• TASK INSTRUCTIONS:
In the records that follow, find each line with the word "sayName" and copy it.

• DATA:
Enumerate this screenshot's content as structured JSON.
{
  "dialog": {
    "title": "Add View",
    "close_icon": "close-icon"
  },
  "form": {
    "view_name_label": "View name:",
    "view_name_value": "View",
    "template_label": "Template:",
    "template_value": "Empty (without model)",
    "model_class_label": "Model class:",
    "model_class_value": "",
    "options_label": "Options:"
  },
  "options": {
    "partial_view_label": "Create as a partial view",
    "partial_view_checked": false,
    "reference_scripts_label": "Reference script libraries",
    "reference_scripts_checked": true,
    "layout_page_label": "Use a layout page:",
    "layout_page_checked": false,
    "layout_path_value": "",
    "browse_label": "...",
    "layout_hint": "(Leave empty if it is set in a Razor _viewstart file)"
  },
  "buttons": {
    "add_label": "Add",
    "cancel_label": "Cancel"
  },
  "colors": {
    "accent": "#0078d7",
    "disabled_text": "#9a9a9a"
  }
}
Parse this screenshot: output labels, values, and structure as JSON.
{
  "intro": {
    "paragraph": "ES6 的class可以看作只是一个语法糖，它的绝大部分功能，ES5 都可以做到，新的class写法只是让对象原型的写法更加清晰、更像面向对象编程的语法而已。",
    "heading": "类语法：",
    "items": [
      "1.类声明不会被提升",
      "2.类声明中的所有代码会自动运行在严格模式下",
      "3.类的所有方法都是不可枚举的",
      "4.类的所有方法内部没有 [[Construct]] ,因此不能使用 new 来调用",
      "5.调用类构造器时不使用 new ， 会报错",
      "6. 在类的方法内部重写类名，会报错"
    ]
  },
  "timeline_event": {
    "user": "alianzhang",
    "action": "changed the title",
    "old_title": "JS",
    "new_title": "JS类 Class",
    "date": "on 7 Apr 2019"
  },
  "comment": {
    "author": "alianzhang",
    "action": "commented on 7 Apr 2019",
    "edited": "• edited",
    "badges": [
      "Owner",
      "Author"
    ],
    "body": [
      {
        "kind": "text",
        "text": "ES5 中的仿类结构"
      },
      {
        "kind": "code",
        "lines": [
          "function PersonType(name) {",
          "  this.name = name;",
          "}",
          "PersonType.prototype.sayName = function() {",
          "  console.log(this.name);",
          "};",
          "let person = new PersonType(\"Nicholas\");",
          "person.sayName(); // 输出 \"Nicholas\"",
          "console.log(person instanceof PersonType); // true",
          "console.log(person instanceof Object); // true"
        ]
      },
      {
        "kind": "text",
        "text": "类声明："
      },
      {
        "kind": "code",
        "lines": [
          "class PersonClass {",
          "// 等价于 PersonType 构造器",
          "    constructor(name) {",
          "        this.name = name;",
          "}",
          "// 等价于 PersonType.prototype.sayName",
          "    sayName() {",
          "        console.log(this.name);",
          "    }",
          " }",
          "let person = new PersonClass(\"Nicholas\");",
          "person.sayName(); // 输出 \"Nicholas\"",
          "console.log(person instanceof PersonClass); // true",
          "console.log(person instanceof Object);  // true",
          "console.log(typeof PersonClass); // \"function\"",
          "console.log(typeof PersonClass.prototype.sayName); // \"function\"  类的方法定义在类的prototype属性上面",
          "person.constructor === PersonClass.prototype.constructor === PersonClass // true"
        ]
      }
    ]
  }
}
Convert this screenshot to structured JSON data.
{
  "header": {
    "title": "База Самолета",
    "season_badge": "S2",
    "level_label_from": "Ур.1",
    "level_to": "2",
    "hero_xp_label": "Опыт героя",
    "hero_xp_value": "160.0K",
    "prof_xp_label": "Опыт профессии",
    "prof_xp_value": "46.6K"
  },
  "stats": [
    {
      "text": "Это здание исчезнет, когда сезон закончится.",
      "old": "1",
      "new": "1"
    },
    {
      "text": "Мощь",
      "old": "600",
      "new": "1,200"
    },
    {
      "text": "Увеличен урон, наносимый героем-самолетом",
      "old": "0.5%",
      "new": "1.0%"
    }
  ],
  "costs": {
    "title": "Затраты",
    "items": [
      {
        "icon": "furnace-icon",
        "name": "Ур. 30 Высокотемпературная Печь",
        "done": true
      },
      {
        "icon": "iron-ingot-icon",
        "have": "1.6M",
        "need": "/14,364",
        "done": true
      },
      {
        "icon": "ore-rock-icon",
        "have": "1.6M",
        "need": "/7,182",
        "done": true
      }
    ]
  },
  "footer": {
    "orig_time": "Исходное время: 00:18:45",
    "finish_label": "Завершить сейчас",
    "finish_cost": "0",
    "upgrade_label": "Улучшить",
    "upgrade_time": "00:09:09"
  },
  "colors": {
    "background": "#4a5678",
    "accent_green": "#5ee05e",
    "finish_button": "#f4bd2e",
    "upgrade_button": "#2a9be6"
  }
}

• COMPLETED TASK:
          "PersonType.prototype.sayName = function() {",
          "person.sayName(); // 输出 \"Nicholas\"",
          "// 等价于 PersonType.prototype.sayName",
          "    sayName() {",
          "person.sayName(); // 输出 \"Nicholas\"",
          "console.log(typeof PersonClass.prototype.sayName); // \"function\"  类的方法定义在类的prototype属性上面",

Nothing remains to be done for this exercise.